    This is according to the DOJ: SA's foreign lobbying disclosures.

    The news org will be owned by Taqnia ETS, a SA-based subsidiary of SA's $400b PIF (Public Investment Fund). Taqnia is supervised by the Saudi Ministry of Info.

  • Americans trust in news down to 29%

    According to Digital News Report's study of many countries. US trusted their news the least of all countries included.
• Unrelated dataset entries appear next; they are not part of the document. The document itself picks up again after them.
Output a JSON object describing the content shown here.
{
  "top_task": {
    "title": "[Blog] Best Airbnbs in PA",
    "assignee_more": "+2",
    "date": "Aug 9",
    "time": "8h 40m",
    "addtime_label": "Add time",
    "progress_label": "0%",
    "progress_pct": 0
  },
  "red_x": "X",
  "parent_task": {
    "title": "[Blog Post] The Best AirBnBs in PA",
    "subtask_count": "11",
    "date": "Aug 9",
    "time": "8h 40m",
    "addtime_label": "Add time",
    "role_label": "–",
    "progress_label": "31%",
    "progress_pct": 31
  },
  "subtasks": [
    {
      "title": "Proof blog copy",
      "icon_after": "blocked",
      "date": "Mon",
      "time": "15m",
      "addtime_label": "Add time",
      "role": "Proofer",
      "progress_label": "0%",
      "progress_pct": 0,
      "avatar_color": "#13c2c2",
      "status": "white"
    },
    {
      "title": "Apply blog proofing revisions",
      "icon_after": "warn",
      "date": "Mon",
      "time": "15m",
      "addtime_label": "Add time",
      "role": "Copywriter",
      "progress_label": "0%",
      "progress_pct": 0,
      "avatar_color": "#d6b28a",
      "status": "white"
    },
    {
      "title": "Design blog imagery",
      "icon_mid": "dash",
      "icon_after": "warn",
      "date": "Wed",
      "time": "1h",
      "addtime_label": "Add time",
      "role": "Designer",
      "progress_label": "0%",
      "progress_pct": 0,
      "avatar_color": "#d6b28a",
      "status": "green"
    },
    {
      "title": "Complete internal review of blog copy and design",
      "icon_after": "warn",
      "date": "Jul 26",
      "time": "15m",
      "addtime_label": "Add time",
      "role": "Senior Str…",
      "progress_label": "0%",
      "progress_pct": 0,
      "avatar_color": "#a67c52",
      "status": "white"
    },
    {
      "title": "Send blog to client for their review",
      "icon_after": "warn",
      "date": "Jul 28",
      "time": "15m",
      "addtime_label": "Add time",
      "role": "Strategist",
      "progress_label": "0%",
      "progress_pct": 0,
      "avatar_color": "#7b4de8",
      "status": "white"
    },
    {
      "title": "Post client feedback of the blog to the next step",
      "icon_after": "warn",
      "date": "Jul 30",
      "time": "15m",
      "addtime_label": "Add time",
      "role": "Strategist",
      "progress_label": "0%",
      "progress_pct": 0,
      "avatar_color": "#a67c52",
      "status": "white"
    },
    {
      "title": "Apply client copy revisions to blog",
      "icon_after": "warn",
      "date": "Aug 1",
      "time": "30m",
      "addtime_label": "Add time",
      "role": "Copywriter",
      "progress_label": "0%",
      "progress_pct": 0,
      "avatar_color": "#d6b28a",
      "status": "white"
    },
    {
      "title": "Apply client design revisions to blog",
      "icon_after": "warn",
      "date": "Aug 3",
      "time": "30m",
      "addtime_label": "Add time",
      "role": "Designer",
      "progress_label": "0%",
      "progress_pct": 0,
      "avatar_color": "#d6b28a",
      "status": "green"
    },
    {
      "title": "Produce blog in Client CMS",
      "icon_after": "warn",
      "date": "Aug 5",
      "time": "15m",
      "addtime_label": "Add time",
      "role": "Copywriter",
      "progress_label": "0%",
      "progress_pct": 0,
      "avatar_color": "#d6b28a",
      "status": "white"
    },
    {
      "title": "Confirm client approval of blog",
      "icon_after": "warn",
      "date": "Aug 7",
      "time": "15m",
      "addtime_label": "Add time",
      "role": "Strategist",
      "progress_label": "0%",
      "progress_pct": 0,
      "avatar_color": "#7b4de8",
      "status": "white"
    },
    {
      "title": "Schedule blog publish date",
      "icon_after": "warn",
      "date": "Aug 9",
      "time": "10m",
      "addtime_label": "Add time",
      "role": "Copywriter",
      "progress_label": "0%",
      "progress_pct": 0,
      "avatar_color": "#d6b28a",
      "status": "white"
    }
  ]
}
Canadians trusted their news 45%. Finlanders trusted theirs the most at 65%.

    The US level has declined steadily from 40% in 2017, and it is thought to be due in part to the pandemic, the media relationship with Trump, and increasingly prioritizing their audience's preferences or reactions to presenting quality news.

    The business model of creating hate and outrage to sell news to a particular demographic is considered to probably continue to increase, according to some analysts.

  • DOJ used powers to legally spy on Journalists and elected members of Congress

    We don't know everything about the story, or what led to the Trump admin investigating journalists, because of the US's secrecy (even in its court trials).

    Rather than investigating the journalists, they went to the tech companies that had the emails and other information and served them not only a warrant for the information, but a gag order (non-disclosure order). Once the gag orders expired, companies were able to notify the journalists.

  • Danish journalists come forward with US spying report

    Allegedly (so far these are only allegations), in 2013 during the days of Edward Snowden's revelations the Obama government was spying on German and other leaders of US-allied countries, Danish foreign intelligence agency FE signed a deal with the NSA so that the Americans could intercept communications (tap phones and messaging of German and other allied leaders) using their own software following the 911 attacks in 2001.

    Following Snowden's publishing the documents about this activity, a report was created but it was never made public, but now six of the very few people who ever saw it decided to come forward.

    It is expected there will now be pressure to publish it, especially considering Danish and other European individuals were targeted. It is being reported that current US pres Biden was significantly involved in the operation. He was VP from 09-17.

    German, France and other EU states are waiting for better, more certain information before responding publicly.

    Newscasters on several channels reported the story with smiles of bemusement or low-key glee.

    #InternationalRelations #Snowden #journalism